The entries that follow should be repeated exactly, with no pictures kept.

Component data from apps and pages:
Start of Block
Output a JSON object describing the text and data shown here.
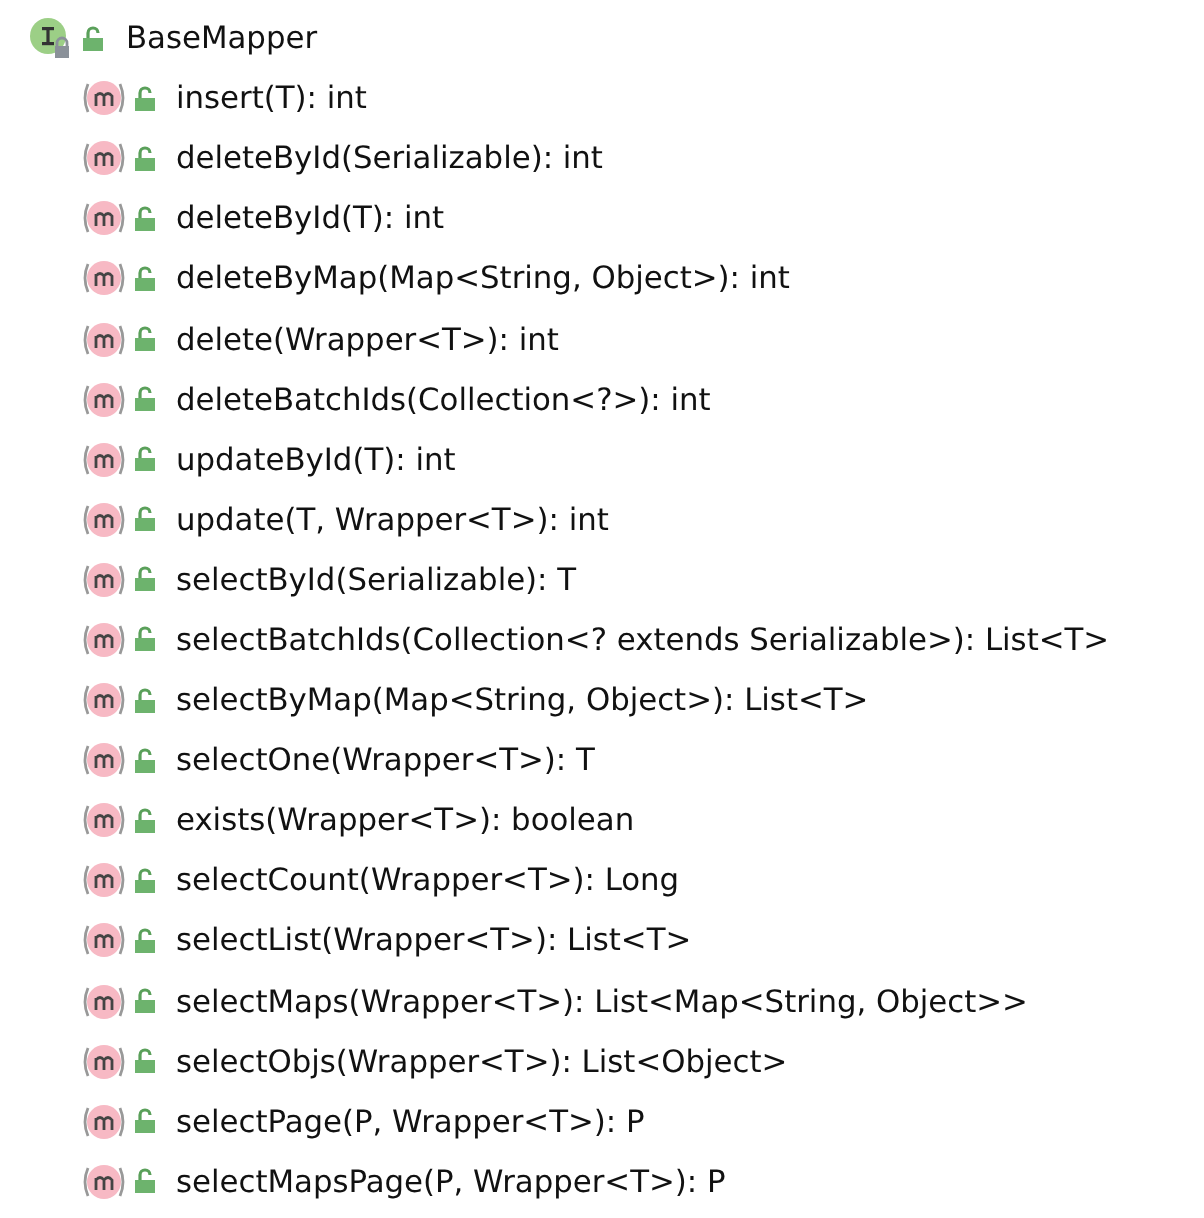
{
  "tree": {
    "label": "BaseMapper",
    "kind": "interface",
    "expanded": true,
    "children": [
      {
        "label": "insert(T): int",
        "kind": "method"
      },
      {
        "label": "deleteById(Serializable): int",
        "kind": "method"
      },
      {
        "label": "deleteById(T): int",
        "kind": "method"
      },
      {
        "label": "deleteByMap(Map<String, Object>): int",
        "kind": "method"
      },
      {
        "label": "delete(Wrapper<T>): int",
        "kind": "method"
      },
      {
        "label": "deleteBatchIds(Collection<?>): int",
        "kind": "method"
      },
      {
        "label": "updateById(T): int",
        "kind": "method"
      },
      {
        "label": "update(T, Wrapper<T>): int",
        "kind": "method"
      },
      {
        "label": "selectById(Serializable): T",
        "kind": "method"
      },
      {
        "label": "selectBatchIds(Collection<? extends Serializable>): List<T>",
        "kind": "method"
      },
      {
        "label": "selectByMap(Map<String, Object>): List<T>",
        "kind": "method"
      },
      {
        "label": "selectOne(Wrapper<T>): T",
        "kind": "method"
      },
      {
        "label": "exists(Wrapper<T>): boolean",
        "kind": "method"
      },
      {
        "label": "selectCount(Wrapper<T>): Long",
        "kind": "method"
      },
      {
        "label": "selectList(Wrapper<T>): List<T>",
        "kind": "method"
      },
      {
        "label": "selectMaps(Wrapper<T>): List<Map<String, Object>>",
        "kind": "method"
      },
      {
        "label": "selectObjs(Wrapper<T>): List<Object>",
        "kind": "method"
      },
      {
        "label": "selectPage(P, Wrapper<T>): P",
        "kind": "method"
      },
      {
        "label": "selectMapsPage(P, Wrapper<T>): P",
        "kind": "method"
      }
    ]
  }
}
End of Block
**Written solution:**
Output a JSON object describing the text and data shown here.
{
  "tree": {
    "label": "BaseMapper",
    "kind": "interface",
    "expanded": true,
    "children": [
      {
        "label": "insert(T): int",
        "kind": "method"
      },
      {
        "label": "deleteById(Serializable): int",
        "kind": "method"
      },
      {
        "label": "deleteById(T): int",
        "kind": "method"
      },
      {
        "label": "deleteByMap(Map<String, Object>): int",
        "kind": "method"
      },
      {
        "label": "delete(Wrapper<T>): int",
        "kind": "method"
      },
      {
        "label": "deleteBatchIds(Collection<?>): int",
        "kind": "method"
      },
      {
        "label": "updateById(T): int",
        "kind": "method"
      },
      {
        "label": "update(T, Wrapper<T>): int",
        "kind": "method"
      },
      {
        "label": "selectById(Serializable): T",
        "kind": "method"
      },
      {
        "label": "selectBatchIds(Collection<? extends Serializable>): List<T>",
        "kind": "method"
      },
      {
        "label": "selectByMap(Map<String, Object>): List<T>",
        "kind": "method"
      },
      {
        "label": "selectOne(Wrapper<T>): T",
        "kind": "method"
      },
      {
        "label": "exists(Wrapper<T>): boolean",
        "kind": "method"
      },
      {
        "label": "selectCount(Wrapper<T>): Long",
        "kind": "method"
      },
      {
        "label": "selectList(Wrapper<T>): List<T>",
        "kind": "method"
      },
      {
        "label": "selectMaps(Wrapper<T>): List<Map<String, Object>>",
        "kind": "method"
      },
      {
        "label": "selectObjs(Wrapper<T>): List<Object>",
        "kind": "method"
      },
      {
        "label": "selectPage(P, Wrapper<T>): P",
        "kind": "method"
      },
      {
        "label": "selectMapsPage(P, Wrapper<T>): P",
        "kind": "method"
      }
    ]
  }
}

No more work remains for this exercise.